──────── DATA TO PROCESS ────────
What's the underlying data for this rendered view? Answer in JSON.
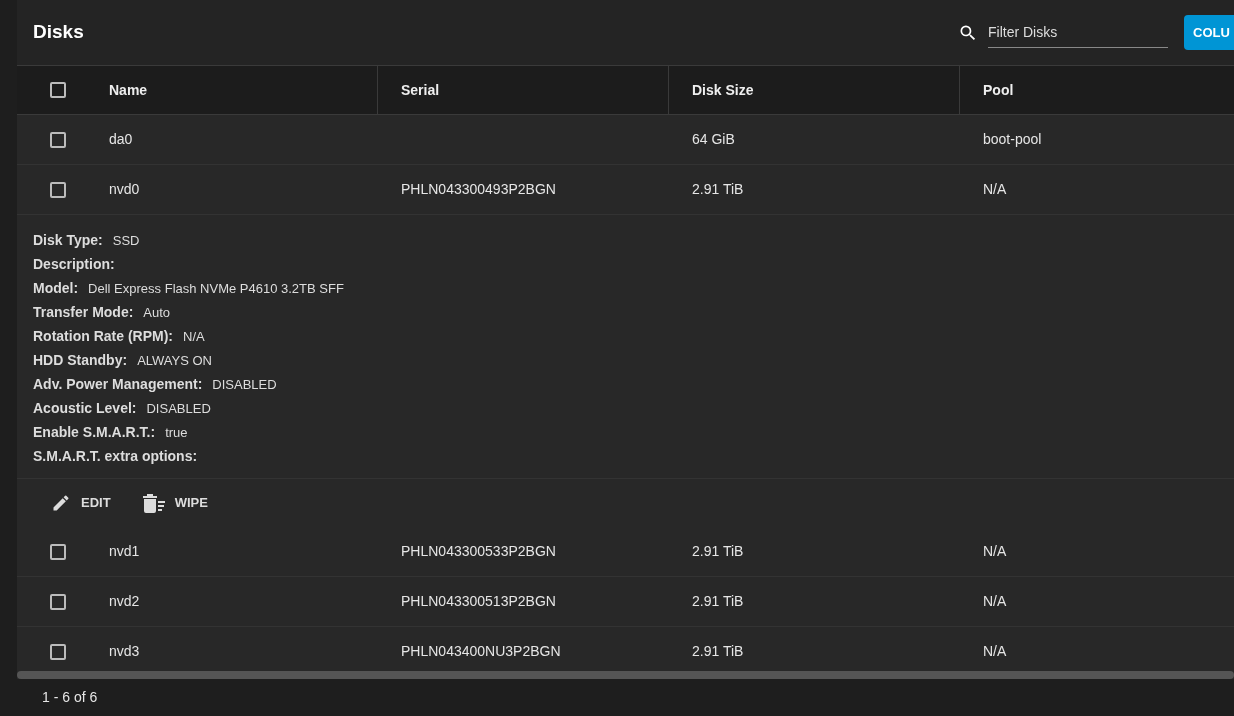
{
  "header": {
    "title": "Disks",
    "filter": {
      "placeholder": "Filter Disks"
    },
    "columns_button": "COLU"
  },
  "table": {
    "select_all": {
      "checked": false
    },
    "columns": [
      "Name",
      "Serial",
      "Disk Size",
      "Pool"
    ],
    "rows": [
      {
        "name": "da0",
        "disk_size": "64 GiB",
        "pool": "boot-pool",
        "checked": false
      },
      {
        "name": "nvd0",
        "serial": "PHLN043300493P2BGN",
        "disk_size": "2.91 TiB",
        "pool": "N/A",
        "checked": false,
        "details": [
          {
            "label": "Disk Type:",
            "value": "SSD"
          },
          {
            "label": "Description:"
          },
          {
            "label": "Model:",
            "value": "Dell Express Flash NVMe P4610 3.2TB SFF"
          },
          {
            "label": "Transfer Mode:",
            "value": "Auto"
          },
          {
            "label": "Rotation Rate (RPM):",
            "value": "N/A"
          },
          {
            "label": "HDD Standby:",
            "value": "ALWAYS ON"
          },
          {
            "label": "Adv. Power Management:",
            "value": "DISABLED"
          },
          {
            "label": "Acoustic Level:",
            "value": "DISABLED"
          },
          {
            "label": "Enable S.M.A.R.T.:",
            "value": "true"
          },
          {
            "label": "S.M.A.R.T. extra options:"
          }
        ],
        "actions": [
          {
            "kind": "edit",
            "label": "EDIT"
          },
          {
            "kind": "wipe",
            "label": "WIPE"
          }
        ]
      },
      {
        "name": "nvd1",
        "serial": "PHLN043300533P2BGN",
        "disk_size": "2.91 TiB",
        "pool": "N/A",
        "checked": false
      },
      {
        "name": "nvd2",
        "serial": "PHLN043300513P2BGN",
        "disk_size": "2.91 TiB",
        "pool": "N/A",
        "checked": false
      },
      {
        "name": "nvd3",
        "serial": "PHLN043400NU3P2BGN",
        "disk_size": "2.91 TiB",
        "pool": "N/A",
        "checked": false
      }
    ]
  },
  "paginator": "1 - 6 of 6"
}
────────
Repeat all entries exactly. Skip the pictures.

What's the underlying data for this rendered view? Answer in JSON.
{
  "header": {
    "title": "Disks",
    "filter": {
      "placeholder": "Filter Disks"
    },
    "columns_button": "COLU"
  },
  "table": {
    "select_all": {
      "checked": false
    },
    "columns": [
      "Name",
      "Serial",
      "Disk Size",
      "Pool"
    ],
    "rows": [
      {
        "name": "da0",
        "disk_size": "64 GiB",
        "pool": "boot-pool",
        "checked": false
      },
      {
        "name": "nvd0",
        "serial": "PHLN043300493P2BGN",
        "disk_size": "2.91 TiB",
        "pool": "N/A",
        "checked": false,
        "details": [
          {
            "label": "Disk Type:",
            "value": "SSD"
          },
          {
            "label": "Description:"
          },
          {
            "label": "Model:",
            "value": "Dell Express Flash NVMe P4610 3.2TB SFF"
          },
          {
            "label": "Transfer Mode:",
            "value": "Auto"
          },
          {
            "label": "Rotation Rate (RPM):",
            "value": "N/A"
          },
          {
            "label": "HDD Standby:",
            "value": "ALWAYS ON"
          },
          {
            "label": "Adv. Power Management:",
            "value": "DISABLED"
          },
          {
            "label": "Acoustic Level:",
            "value": "DISABLED"
          },
          {
            "label": "Enable S.M.A.R.T.:",
            "value": "true"
          },
          {
            "label": "S.M.A.R.T. extra options:"
          }
        ],
        "actions": [
          {
            "kind": "edit",
            "label": "EDIT"
          },
          {
            "kind": "wipe",
            "label": "WIPE"
          }
        ]
      },
      {
        "name": "nvd1",
        "serial": "PHLN043300533P2BGN",
        "disk_size": "2.91 TiB",
        "pool": "N/A",
        "checked": false
      },
      {
        "name": "nvd2",
        "serial": "PHLN043300513P2BGN",
        "disk_size": "2.91 TiB",
        "pool": "N/A",
        "checked": false
      },
      {
        "name": "nvd3",
        "serial": "PHLN043400NU3P2BGN",
        "disk_size": "2.91 TiB",
        "pool": "N/A",
        "checked": false
      }
    ]
  },
  "paginator": "1 - 6 of 6"
}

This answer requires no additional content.